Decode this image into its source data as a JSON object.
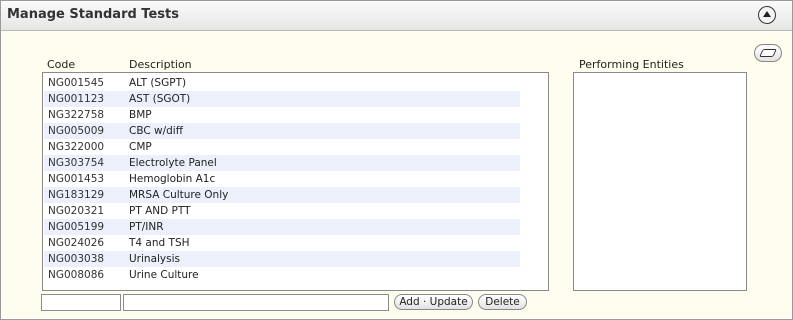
{
  "panel": {
    "title": "Manage Standard Tests"
  },
  "icons": {
    "collapse": "collapse-up-icon",
    "clear": "eraser-icon"
  },
  "columns": {
    "code": "Code",
    "description": "Description",
    "entities": "Performing Entities"
  },
  "tests": [
    {
      "code": "NG001545",
      "description": "ALT (SGPT)"
    },
    {
      "code": "NG001123",
      "description": "AST (SGOT)"
    },
    {
      "code": "NG322758",
      "description": "BMP"
    },
    {
      "code": "NG005009",
      "description": "CBC w/diff"
    },
    {
      "code": "NG322000",
      "description": "CMP"
    },
    {
      "code": "NG303754",
      "description": "Electrolyte Panel"
    },
    {
      "code": "NG001453",
      "description": "Hemoglobin A1c"
    },
    {
      "code": "NG183129",
      "description": "MRSA Culture Only"
    },
    {
      "code": "NG020321",
      "description": "PT AND PTT"
    },
    {
      "code": "NG005199",
      "description": "PT/INR"
    },
    {
      "code": "NG024026",
      "description": "T4 and TSH"
    },
    {
      "code": "NG003038",
      "description": "Urinalysis"
    },
    {
      "code": "NG008086",
      "description": "Urine Culture"
    }
  ],
  "form": {
    "code_value": "",
    "description_value": "",
    "add_update_label": "Add · Update",
    "delete_label": "Delete"
  },
  "colors": {
    "row_alt": "#ecf0fb",
    "panel_bg": "#fffdf0"
  }
}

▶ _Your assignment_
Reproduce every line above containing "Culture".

▶ _Written reply_
      "description": "MRSA Culture Only"
      "description": "Urine Culture"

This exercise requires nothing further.